The extra stress, emotions and pressures at this time of year will all make recovery and the eating disorder 100 x harder as resorting to the eating disorder has become our way to cope with stressful times for years, so the illness will naturally be stronger right now. Expect it and don’t be hard on yourself because it is.
And then when you have had a little cry and given yourself an internal hug, use the fact this year is as hard as it is as motivation to push ahead for next year. It does not have to be this hard every year… but it takes tough recovery work to make future years better – it won’t happen by wishing for it alone (trust me, I tried!!).
Plus, if you think about it – Christmas is actually very pro-recovery.
For many, it involves eating a lot, sitting around and relaxing… All the things in recovery we should be doing daily!
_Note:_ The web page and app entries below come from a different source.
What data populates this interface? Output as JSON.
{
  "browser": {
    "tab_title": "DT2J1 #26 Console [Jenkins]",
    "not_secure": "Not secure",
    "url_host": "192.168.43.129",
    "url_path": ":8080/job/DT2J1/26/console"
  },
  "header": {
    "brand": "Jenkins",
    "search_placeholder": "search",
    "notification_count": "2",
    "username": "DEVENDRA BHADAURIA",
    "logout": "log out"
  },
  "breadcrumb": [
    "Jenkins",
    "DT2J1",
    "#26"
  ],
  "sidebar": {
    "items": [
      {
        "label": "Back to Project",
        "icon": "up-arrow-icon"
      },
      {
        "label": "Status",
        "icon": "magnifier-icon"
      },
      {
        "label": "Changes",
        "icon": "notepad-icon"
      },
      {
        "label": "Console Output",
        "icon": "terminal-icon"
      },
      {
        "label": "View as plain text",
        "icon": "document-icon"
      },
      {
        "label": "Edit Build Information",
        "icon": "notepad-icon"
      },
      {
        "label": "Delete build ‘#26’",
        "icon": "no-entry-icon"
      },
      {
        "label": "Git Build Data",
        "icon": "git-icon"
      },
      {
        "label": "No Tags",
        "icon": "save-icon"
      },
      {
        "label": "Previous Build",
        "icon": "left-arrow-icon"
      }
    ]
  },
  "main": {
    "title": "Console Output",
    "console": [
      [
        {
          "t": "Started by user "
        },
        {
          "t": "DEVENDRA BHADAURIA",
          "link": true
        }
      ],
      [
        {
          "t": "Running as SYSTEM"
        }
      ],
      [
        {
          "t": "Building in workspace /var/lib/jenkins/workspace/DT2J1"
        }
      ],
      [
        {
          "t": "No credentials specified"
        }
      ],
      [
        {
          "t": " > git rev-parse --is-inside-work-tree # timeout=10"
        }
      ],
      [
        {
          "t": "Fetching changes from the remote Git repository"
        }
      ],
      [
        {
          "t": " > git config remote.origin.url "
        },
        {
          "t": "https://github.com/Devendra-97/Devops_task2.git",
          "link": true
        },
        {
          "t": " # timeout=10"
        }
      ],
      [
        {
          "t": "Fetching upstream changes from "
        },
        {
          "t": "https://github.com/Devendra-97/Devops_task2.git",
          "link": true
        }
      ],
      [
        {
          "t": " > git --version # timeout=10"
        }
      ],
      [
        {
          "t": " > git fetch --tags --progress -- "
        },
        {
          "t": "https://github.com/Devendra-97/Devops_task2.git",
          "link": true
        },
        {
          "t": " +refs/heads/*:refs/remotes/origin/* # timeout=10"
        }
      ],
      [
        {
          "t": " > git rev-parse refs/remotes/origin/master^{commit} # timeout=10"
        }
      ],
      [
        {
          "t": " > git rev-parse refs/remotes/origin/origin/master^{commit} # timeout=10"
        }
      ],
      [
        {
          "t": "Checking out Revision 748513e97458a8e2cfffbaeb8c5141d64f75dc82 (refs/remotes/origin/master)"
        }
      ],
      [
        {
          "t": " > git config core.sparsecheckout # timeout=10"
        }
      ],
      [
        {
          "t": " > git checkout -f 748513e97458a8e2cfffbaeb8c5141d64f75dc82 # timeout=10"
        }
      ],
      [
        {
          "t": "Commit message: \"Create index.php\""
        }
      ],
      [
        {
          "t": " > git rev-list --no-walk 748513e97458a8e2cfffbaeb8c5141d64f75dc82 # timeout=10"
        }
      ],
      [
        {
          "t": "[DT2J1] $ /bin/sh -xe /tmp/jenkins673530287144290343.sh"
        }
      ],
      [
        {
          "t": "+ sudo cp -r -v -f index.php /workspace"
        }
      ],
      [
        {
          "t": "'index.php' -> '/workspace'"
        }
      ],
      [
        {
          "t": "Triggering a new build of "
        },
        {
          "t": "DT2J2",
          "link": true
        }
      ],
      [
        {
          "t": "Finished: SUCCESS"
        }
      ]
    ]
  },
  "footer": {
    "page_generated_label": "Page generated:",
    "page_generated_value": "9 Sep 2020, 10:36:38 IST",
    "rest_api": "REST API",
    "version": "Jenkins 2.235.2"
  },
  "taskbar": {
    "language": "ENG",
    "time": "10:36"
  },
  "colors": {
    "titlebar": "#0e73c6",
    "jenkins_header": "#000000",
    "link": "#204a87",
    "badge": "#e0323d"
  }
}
This Christmas might be a write off… but start spending every day from here on, acting, eating and resting like it is Christmas Day and next Christmas, it will be so hard wired in your brain to spend time in that way, the stress really will be nothing in comparison!
NB – I did not write this post to tell you how to survive Christmas… that I am not an expert on and there are well meaning and not always helpful posts in cyberspace about that if you want to find them. But my thoughts are that getting through Christmas when in recovery from an eating disorder is stressful… Ultimately we know what we have to do for recovery (if you are unsure, I have written enough about that!). Doing this recovery work under extra festive pressure is even harder than at any other time, that is a given. So, in my eyes, each moment needs to be about protecting recovery this Christmas so that future years are bigger and better. If something is going to stop us eating enough or stop us achieving what we need to for recovery, then perhaps it is about taking the pressure off ourselves this year and maintaining focus on recovery… Getting into negative energy– that is not a good place to be, so we need to do all we can to avoid it!
But, however you spend this Christmas and New Year, try to find a little fun where you can… And keep that eye on the future – a future that can be better, brighter, more full of love and more colourful than now. It will take hard work but that future is out there waiting for us all – that is my Christmas wish for everyone and I believe that it is possible.